The debate over how lawmakers should or should not respond has brought the gun control debate front and center after the Parkland Massacre.
For perspective from a gun storeowner, we interviewed Alex Shkop, the owner of the Gun Range and Training Center in West Palm Beach. He said he saw a slight bump in gun sales following the shooting, which surprised him. But, he says, the conversation over gun control is focused on the wrong thing.
“We just need to embrace the reality. That is what the conversation truly needs to be about because it’s really hard to fix evil by a law. We have plenty of laws and that’s why our jails are full,” he said.
The father of two says an assault rifle ban might make us feel better, but it wouldn’t work.

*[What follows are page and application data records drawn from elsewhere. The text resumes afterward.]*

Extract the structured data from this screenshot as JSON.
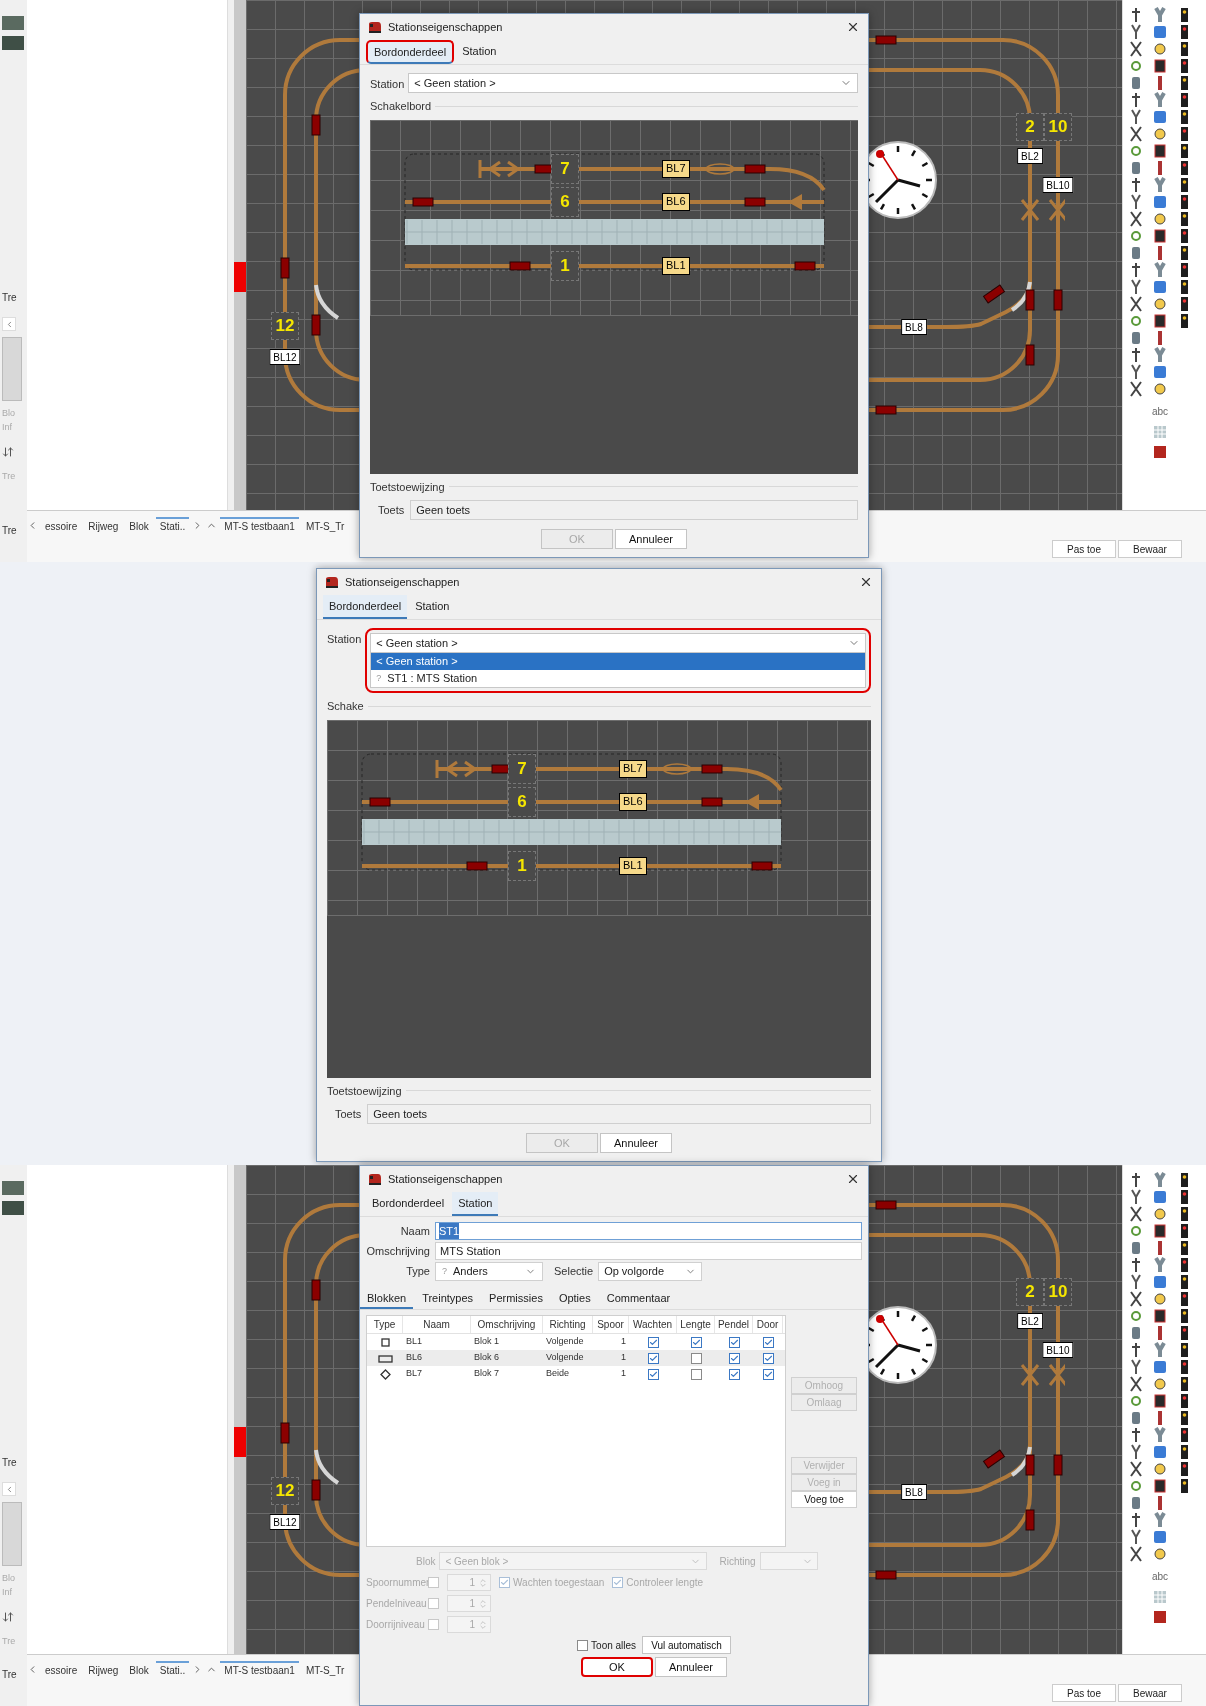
{
  "screenshots": [
    {
      "kind": "board_tab",
      "app": {
        "left_strip": [
          "Tre",
          "Blo",
          "Inf",
          "Tre",
          "Tre"
        ],
        "canvas_labels": [
          {
            "kind": "number",
            "text": "12"
          },
          {
            "kind": "block",
            "text": "BL12"
          },
          {
            "kind": "number",
            "text": "2"
          },
          {
            "kind": "number",
            "text": "10"
          },
          {
            "kind": "block",
            "text": "BL2"
          },
          {
            "kind": "block",
            "text": "BL10"
          },
          {
            "kind": "block",
            "text": "BL8"
          }
        ],
        "text_tool": "abc",
        "panel_tabs": [
          {
            "label": "essoire",
            "selected": false
          },
          {
            "label": "Rijweg",
            "selected": false
          },
          {
            "label": "Blok",
            "selected": false
          },
          {
            "label": "Stati..",
            "selected": true
          }
        ],
        "document_tabs": [
          {
            "label": "MT-S testbaan1",
            "selected": true
          },
          {
            "label": "MT-S_Tr",
            "selected": false
          }
        ],
        "buttons": [
          "Pas toe",
          "Bewaar"
        ]
      },
      "dialog": {
        "title": "Stationseigenschappen",
        "tabs": [
          {
            "label": "Bordonderdeel",
            "selected": true,
            "highlighted": true
          },
          {
            "label": "Station",
            "selected": false,
            "highlighted": false
          }
        ],
        "station_label": "Station",
        "station_value": "< Geen station >",
        "board_label": "Schakelbord",
        "board_tracks": [
          {
            "number": "7",
            "block": "BL7"
          },
          {
            "number": "6",
            "block": "BL6"
          },
          {
            "number": "1",
            "block": "BL1"
          }
        ],
        "key_group_label": "Toetstoewijzing",
        "key_label": "Toets",
        "key_value": "Geen toets",
        "buttons": [
          {
            "label": "OK",
            "disabled": true,
            "highlighted": false
          },
          {
            "label": "Annuleer",
            "disabled": false,
            "highlighted": false
          }
        ]
      }
    },
    {
      "kind": "dropdown",
      "dialog": {
        "title": "Stationseigenschappen",
        "tabs": [
          {
            "label": "Bordonderdeel",
            "selected": true,
            "highlighted": false
          },
          {
            "label": "Station",
            "selected": false,
            "highlighted": false
          }
        ],
        "station_label": "Station",
        "station_value": "< Geen station >",
        "dropdown": {
          "highlighted": true,
          "options": [
            {
              "label": "< Geen station >",
              "selected": true
            },
            {
              "icon": "?",
              "label": "ST1 : MTS Station",
              "selected": false
            }
          ]
        },
        "board_label": "Schake",
        "board_tracks": [
          {
            "number": "7",
            "block": "BL7"
          },
          {
            "number": "6",
            "block": "BL6"
          },
          {
            "number": "1",
            "block": "BL1"
          }
        ],
        "key_group_label": "Toetstoewijzing",
        "key_label": "Toets",
        "key_value": "Geen toets",
        "buttons": [
          {
            "label": "OK",
            "disabled": true,
            "highlighted": false
          },
          {
            "label": "Annuleer",
            "disabled": false,
            "highlighted": false
          }
        ]
      }
    },
    {
      "kind": "station_tab",
      "app": {
        "left_strip": [
          "Tre",
          "Blo",
          "Inf",
          "Tre",
          "Tre"
        ],
        "canvas_labels": [
          {
            "kind": "number",
            "text": "12"
          },
          {
            "kind": "block",
            "text": "BL12"
          },
          {
            "kind": "number",
            "text": "2"
          },
          {
            "kind": "number",
            "text": "10"
          },
          {
            "kind": "block",
            "text": "BL2"
          },
          {
            "kind": "block",
            "text": "BL10"
          },
          {
            "kind": "block",
            "text": "BL8"
          }
        ],
        "text_tool": "abc",
        "panel_tabs": [
          {
            "label": "essoire",
            "selected": false
          },
          {
            "label": "Rijweg",
            "selected": false
          },
          {
            "label": "Blok",
            "selected": false
          },
          {
            "label": "Stati..",
            "selected": true
          }
        ],
        "document_tabs": [
          {
            "label": "MT-S testbaan1",
            "selected": true
          },
          {
            "label": "MT-S_Tr",
            "selected": false
          }
        ],
        "buttons": [
          "Pas toe",
          "Bewaar"
        ]
      },
      "dialog": {
        "title": "Stationseigenschappen",
        "tabs": [
          {
            "label": "Bordonderdeel",
            "selected": false,
            "highlighted": false
          },
          {
            "label": "Station",
            "selected": true,
            "highlighted": false
          }
        ],
        "name_label": "Naam",
        "name_value": "ST1",
        "name_text_selected": true,
        "description_label": "Omschrijving",
        "description_value": "MTS Station",
        "type_label": "Type",
        "type_icon": "?",
        "type_value": "Anders",
        "selection_label": "Selectie",
        "selection_value": "Op volgorde",
        "subtabs": [
          {
            "label": "Blokken",
            "selected": true
          },
          {
            "label": "Treintypes",
            "selected": false
          },
          {
            "label": "Permissies",
            "selected": false
          },
          {
            "label": "Opties",
            "selected": false
          },
          {
            "label": "Commentaar",
            "selected": false
          }
        ],
        "table": {
          "columns": [
            "Type",
            "Naam",
            "Omschrijving",
            "Richting",
            "Spoor",
            "Wachten",
            "Lengte",
            "Pendel",
            "Door"
          ],
          "rows": [
            {
              "kind": "square",
              "name": "BL1",
              "description": "Blok 1",
              "direction": "Volgende",
              "track": "1",
              "wait": true,
              "length": true,
              "shuttle": true,
              "through": true,
              "selected": false
            },
            {
              "kind": "wide",
              "name": "BL6",
              "description": "Blok 6",
              "direction": "Volgende",
              "track": "1",
              "wait": true,
              "length": false,
              "shuttle": true,
              "through": true,
              "selected": true
            },
            {
              "kind": "diamond",
              "name": "BL7",
              "description": "Blok 7",
              "direction": "Beide",
              "track": "1",
              "wait": true,
              "length": false,
              "shuttle": true,
              "through": true,
              "selected": false
            }
          ]
        },
        "side_buttons": [
          {
            "label": "Omhoog",
            "disabled": true
          },
          {
            "label": "Omlaag",
            "disabled": true
          },
          {
            "label": "Verwijder",
            "disabled": true
          },
          {
            "label": "Voeg in",
            "disabled": true
          },
          {
            "label": "Voeg toe",
            "disabled": false
          }
        ],
        "form": {
          "disabled": true,
          "block_label": "Blok",
          "block_value": "< Geen blok >",
          "direction_label": "Richting",
          "levels": [
            {
              "label": "Spoornummer",
              "checked": false,
              "value": "1"
            },
            {
              "label": "Pendelniveau",
              "checked": false,
              "value": "1"
            },
            {
              "label": "Doorrijniveau",
              "checked": false,
              "value": "1"
            }
          ],
          "options": [
            {
              "label": "Wachten toegestaan",
              "checked": true
            },
            {
              "label": "Controleer lengte",
              "checked": true
            }
          ]
        },
        "show_all": {
          "label": "Toon alles",
          "checked": false
        },
        "fill_button": "Vul automatisch",
        "buttons": [
          {
            "label": "OK",
            "disabled": false,
            "highlighted": true
          },
          {
            "label": "Annuleer",
            "disabled": false,
            "highlighted": false
          }
        ]
      }
    }
  ]
}
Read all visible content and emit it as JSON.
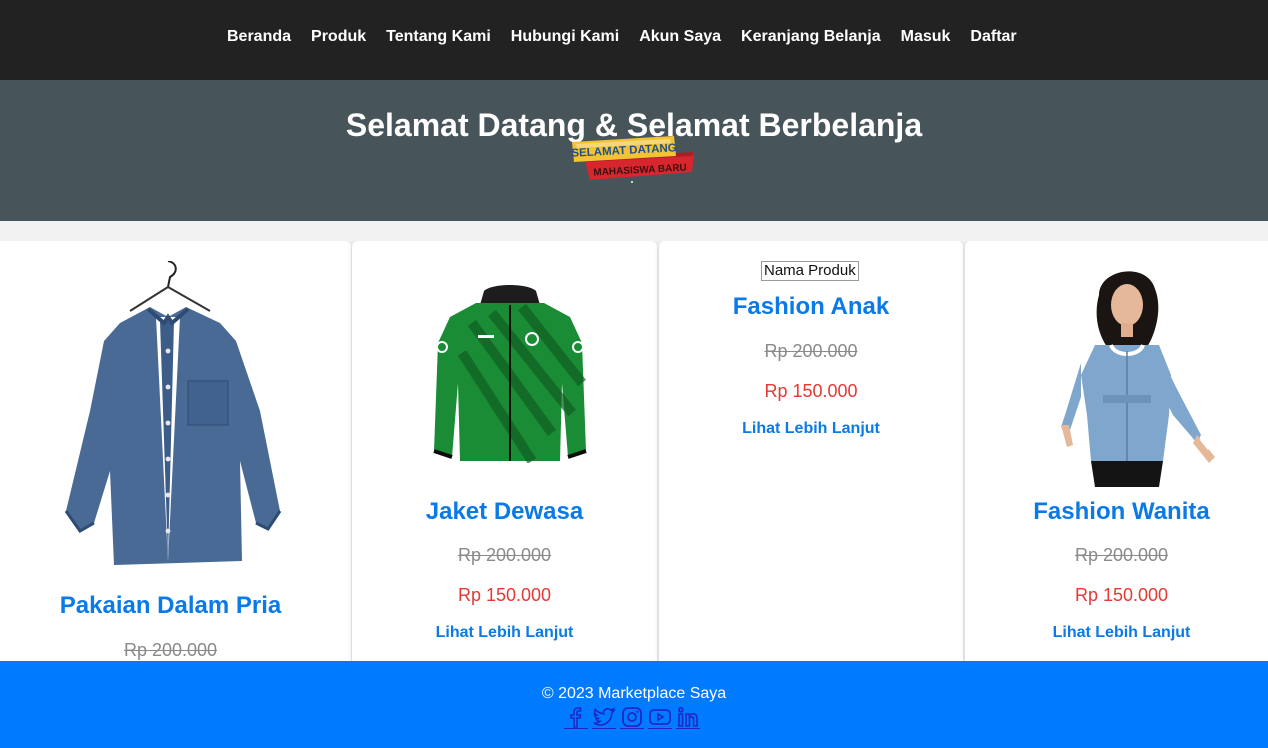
{
  "nav": {
    "items": [
      {
        "label": "Beranda"
      },
      {
        "label": "Produk"
      },
      {
        "label": "Tentang Kami"
      },
      {
        "label": "Hubungi Kami"
      },
      {
        "label": "Akun Saya"
      },
      {
        "label": "Keranjang Belanja"
      },
      {
        "label": "Masuk"
      },
      {
        "label": "Daftar"
      }
    ]
  },
  "hero": {
    "title": "Selamat Datang & Selamat Berbelanja",
    "badge_line1": "SELAMAT DATANG",
    "badge_line2": "MAHASISWA BARU"
  },
  "products": [
    {
      "name": "Pakaian Dalam Pria",
      "old_price": "Rp 200.000",
      "image": "denim-shirt-image"
    },
    {
      "name": "Jaket Dewasa",
      "old_price": "Rp 200.000",
      "new_price": "Rp 150.000",
      "more": "Lihat Lebih Lanjut",
      "image": "green-jacket-image"
    },
    {
      "name": "Fashion Anak",
      "alt": "Nama Produk",
      "old_price": "Rp 200.000",
      "new_price": "Rp 150.000",
      "more": "Lihat Lebih Lanjut"
    },
    {
      "name": "Fashion Wanita",
      "old_price": "Rp 200.000",
      "new_price": "Rp 150.000",
      "more": "Lihat Lebih Lanjut",
      "image": "denim-blouse-image"
    }
  ],
  "footer": {
    "copyright": "© 2023 Marketplace Saya",
    "social": [
      "facebook-icon",
      "twitter-icon",
      "instagram-icon",
      "youtube-icon",
      "linkedin-icon"
    ],
    "icon_color": "#1f27c4"
  },
  "colors": {
    "nav_bg": "#222222",
    "hero_bg": "#47555b",
    "accent": "#0a7ae8",
    "sale": "#e53935",
    "footer_bg": "#007bff"
  }
}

I asked him, “What would you say to someone that says it was easier with that style of weapon than say a knife or something else?”
He replied, “That’s where I disagree because basically people saying it’s okay to kill one person and it’s not okay to kill 17. I disagree with that concept because I think we need to protect every life and we shouldn’t sacrifice one.”
But what about raising the age to buy a gun to 21?
“I am not against that at all. If that helps, we should probably do it.”
We met now 24-year-old Parker Hedrick inside the store.
“I bought my gun when I was 18. It was a bolt action,” he says. His view is only if the gun is assault style, the age limit should be raised. “I remember when I was a kid, I was always thinking the clearest but I wasn’t thinking in terms to harm someone.”
Alex says if it’s not a gun, people will find something else to harm people. That that is where the root of the problem is.
“You can’t take evil out of the human race. That’s the issue,” he said.
President Donald Trump and others including Florida Governor Rick Scott said recently that they would support a bump stock ban.
I asked Alex about that. He said he doesn’t even sell them here but if it was something that would make people feel better than he would support it.